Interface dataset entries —
──────────────────────────────

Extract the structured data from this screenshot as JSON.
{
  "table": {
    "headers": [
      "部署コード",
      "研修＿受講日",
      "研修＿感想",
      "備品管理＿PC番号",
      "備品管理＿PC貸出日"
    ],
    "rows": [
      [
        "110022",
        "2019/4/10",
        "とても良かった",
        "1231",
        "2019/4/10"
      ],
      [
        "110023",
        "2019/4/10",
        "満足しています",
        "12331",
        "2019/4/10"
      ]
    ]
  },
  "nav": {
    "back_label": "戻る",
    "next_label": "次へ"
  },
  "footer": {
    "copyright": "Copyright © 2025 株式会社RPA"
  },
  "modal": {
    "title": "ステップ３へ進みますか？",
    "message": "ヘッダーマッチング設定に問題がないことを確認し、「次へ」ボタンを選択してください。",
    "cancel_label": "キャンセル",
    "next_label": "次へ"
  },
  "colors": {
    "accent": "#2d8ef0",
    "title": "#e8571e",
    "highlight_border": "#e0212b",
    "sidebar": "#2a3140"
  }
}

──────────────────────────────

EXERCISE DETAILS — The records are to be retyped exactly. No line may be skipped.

SOLUTION BELOW —
Extract the structured data from this screenshot as JSON.
{
  "table": {
    "headers": [
      "部署コード",
      "研修＿受講日",
      "研修＿感想",
      "備品管理＿PC番号",
      "備品管理＿PC貸出日"
    ],
    "rows": [
      [
        "110022",
        "2019/4/10",
        "とても良かった",
        "1231",
        "2019/4/10"
      ],
      [
        "110023",
        "2019/4/10",
        "満足しています",
        "12331",
        "2019/4/10"
      ]
    ]
  },
  "nav": {
    "back_label": "戻る",
    "next_label": "次へ"
  },
  "footer": {
    "copyright": "Copyright © 2025 株式会社RPA"
  },
  "modal": {
    "title": "ステップ３へ進みますか？",
    "message": "ヘッダーマッチング設定に問題がないことを確認し、「次へ」ボタンを選択してください。",
    "cancel_label": "キャンセル",
    "next_label": "次へ"
  },
  "colors": {
    "accent": "#2d8ef0",
    "title": "#e8571e",
    "highlight_border": "#e0212b",
    "sidebar": "#2a3140"
  }
}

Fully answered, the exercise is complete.